Data in this exercise =
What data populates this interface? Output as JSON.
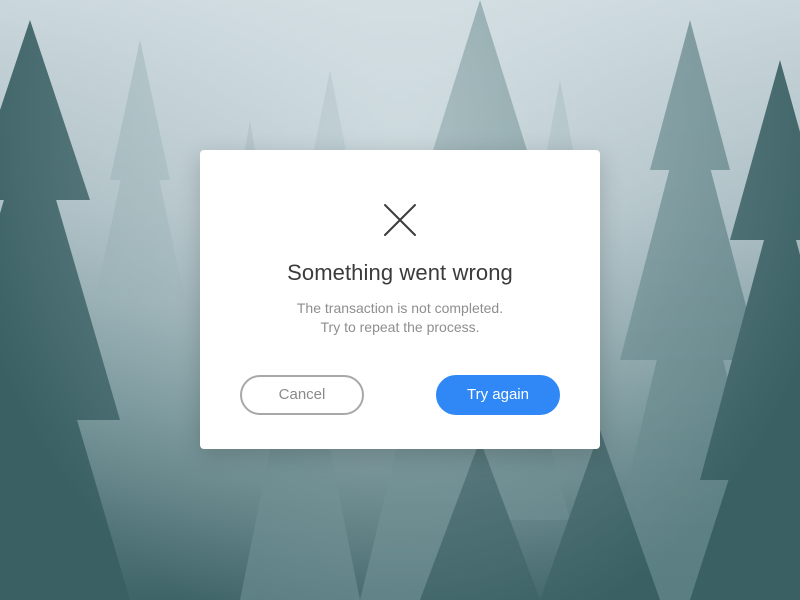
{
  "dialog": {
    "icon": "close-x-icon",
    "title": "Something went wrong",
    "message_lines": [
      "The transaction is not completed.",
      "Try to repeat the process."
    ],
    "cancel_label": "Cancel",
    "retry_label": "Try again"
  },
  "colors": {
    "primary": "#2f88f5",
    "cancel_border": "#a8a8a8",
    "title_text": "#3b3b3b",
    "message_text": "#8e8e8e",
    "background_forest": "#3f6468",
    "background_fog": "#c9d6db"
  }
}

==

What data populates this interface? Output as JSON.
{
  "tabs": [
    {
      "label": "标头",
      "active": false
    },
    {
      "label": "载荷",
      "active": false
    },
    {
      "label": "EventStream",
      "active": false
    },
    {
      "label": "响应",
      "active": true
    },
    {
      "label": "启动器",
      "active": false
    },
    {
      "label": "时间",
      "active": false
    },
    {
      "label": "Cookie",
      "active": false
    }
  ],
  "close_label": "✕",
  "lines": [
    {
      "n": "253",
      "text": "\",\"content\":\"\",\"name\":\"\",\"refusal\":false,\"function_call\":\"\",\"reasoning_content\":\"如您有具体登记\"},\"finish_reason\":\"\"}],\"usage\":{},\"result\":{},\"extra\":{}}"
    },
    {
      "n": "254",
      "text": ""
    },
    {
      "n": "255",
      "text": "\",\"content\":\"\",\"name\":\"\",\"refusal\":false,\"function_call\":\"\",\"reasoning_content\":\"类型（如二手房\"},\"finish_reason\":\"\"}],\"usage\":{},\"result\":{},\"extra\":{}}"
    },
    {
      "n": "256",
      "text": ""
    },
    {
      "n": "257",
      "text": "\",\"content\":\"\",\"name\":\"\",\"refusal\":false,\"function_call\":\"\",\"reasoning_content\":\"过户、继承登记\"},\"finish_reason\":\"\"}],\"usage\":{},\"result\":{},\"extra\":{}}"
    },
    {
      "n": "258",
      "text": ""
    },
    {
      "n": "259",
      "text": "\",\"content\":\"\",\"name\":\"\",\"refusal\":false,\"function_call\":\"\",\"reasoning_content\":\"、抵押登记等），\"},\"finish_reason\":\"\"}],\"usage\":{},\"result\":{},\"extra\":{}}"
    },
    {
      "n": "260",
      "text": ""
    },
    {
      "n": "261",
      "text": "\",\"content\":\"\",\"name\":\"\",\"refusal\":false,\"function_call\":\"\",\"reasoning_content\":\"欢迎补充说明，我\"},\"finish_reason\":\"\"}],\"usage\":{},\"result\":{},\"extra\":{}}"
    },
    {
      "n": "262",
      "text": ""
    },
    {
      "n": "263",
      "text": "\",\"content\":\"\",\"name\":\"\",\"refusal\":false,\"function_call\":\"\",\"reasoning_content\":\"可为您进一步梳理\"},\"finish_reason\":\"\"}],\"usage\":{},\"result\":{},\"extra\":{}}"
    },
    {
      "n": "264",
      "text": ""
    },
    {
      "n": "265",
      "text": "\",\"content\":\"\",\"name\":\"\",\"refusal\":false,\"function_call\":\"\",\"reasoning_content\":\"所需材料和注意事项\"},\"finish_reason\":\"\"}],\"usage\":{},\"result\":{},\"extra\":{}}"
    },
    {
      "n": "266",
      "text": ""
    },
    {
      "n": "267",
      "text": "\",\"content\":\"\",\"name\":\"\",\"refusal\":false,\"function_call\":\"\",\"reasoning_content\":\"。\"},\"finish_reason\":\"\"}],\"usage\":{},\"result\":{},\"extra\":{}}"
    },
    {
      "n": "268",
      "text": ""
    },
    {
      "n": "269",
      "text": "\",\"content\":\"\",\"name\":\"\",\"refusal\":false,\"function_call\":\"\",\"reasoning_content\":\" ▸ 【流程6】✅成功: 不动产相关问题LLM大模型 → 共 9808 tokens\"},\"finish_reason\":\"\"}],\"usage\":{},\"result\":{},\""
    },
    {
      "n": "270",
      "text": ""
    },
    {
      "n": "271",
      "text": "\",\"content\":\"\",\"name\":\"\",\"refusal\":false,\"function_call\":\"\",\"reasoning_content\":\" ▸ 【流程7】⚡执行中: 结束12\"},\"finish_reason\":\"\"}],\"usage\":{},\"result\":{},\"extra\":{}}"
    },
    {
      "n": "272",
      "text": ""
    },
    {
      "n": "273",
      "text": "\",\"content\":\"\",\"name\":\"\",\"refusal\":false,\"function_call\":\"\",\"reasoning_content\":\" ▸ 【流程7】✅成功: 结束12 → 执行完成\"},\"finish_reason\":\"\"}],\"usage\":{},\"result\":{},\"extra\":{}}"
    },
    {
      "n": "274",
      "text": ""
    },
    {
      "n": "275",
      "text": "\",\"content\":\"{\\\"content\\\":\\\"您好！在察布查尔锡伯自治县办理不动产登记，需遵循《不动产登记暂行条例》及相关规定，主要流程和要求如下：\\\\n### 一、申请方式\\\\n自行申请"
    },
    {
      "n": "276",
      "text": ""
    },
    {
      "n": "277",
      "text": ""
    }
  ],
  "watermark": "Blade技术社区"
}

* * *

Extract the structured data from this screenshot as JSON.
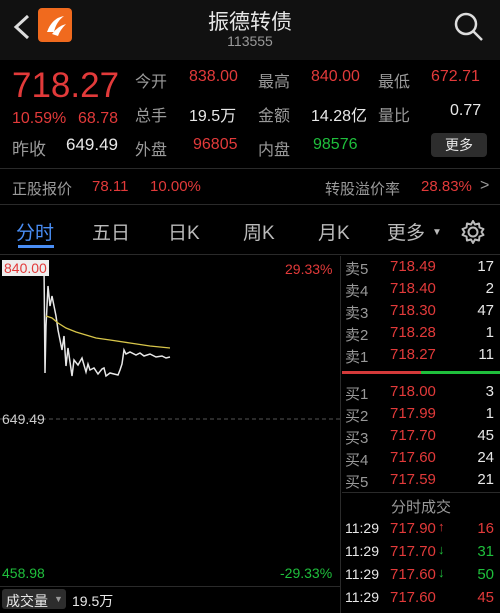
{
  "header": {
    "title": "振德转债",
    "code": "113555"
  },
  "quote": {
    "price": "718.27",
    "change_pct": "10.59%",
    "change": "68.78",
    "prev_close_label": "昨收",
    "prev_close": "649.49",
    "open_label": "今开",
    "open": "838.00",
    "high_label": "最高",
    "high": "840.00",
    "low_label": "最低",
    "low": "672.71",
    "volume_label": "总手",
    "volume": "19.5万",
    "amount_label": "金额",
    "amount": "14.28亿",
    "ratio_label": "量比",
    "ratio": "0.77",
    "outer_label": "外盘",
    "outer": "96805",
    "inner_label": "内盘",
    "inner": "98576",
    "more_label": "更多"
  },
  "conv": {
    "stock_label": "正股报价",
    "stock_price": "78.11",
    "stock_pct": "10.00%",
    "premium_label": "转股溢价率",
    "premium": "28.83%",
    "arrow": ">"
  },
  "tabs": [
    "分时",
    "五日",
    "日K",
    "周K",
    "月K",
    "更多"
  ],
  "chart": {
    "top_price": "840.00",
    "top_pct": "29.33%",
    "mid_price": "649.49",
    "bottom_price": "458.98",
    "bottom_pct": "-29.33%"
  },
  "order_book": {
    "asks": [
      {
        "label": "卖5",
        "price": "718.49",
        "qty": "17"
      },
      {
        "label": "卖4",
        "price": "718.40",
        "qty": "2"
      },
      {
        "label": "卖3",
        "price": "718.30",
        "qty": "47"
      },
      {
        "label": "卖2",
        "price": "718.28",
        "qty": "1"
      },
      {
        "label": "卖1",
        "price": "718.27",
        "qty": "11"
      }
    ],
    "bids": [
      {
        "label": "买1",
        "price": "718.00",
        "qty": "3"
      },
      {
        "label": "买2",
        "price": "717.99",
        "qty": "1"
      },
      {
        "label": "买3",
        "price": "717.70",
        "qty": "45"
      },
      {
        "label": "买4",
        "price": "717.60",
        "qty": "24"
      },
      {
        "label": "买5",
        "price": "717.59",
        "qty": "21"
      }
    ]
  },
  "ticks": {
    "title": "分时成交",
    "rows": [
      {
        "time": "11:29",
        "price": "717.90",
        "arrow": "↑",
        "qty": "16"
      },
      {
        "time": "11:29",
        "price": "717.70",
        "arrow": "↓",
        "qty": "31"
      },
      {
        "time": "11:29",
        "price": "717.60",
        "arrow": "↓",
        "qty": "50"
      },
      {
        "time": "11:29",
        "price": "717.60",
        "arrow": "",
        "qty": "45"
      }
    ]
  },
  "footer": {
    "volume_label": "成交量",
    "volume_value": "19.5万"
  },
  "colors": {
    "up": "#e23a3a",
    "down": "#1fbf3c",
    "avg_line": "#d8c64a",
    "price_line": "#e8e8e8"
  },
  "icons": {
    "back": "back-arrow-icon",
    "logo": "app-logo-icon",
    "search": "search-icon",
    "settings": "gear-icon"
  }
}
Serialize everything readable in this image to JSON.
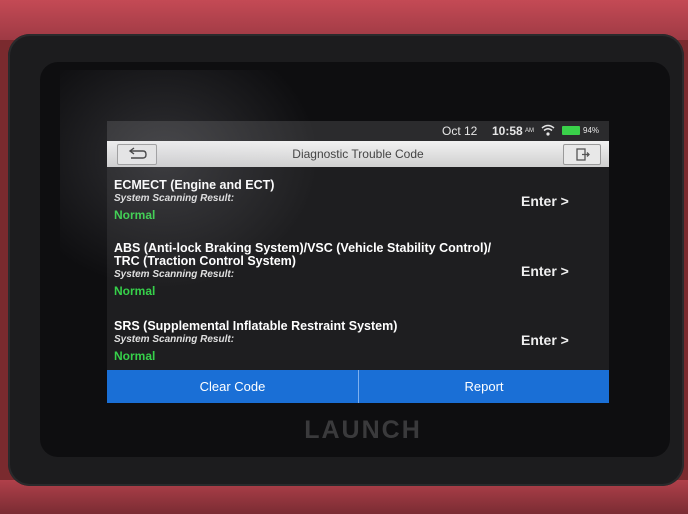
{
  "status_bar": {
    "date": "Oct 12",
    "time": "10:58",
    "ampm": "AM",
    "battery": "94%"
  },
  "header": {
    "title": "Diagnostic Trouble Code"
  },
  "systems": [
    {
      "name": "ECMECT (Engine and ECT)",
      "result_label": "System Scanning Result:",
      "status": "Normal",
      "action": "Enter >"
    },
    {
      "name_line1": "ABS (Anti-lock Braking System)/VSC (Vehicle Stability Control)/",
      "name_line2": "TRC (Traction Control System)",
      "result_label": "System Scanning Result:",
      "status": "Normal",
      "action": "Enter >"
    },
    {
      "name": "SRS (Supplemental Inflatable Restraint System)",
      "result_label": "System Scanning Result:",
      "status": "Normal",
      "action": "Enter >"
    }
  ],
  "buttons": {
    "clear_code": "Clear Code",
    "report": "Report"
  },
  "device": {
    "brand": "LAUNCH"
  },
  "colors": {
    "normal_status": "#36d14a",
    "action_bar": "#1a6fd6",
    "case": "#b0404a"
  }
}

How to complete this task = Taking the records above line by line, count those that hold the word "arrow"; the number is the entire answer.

Task output = 6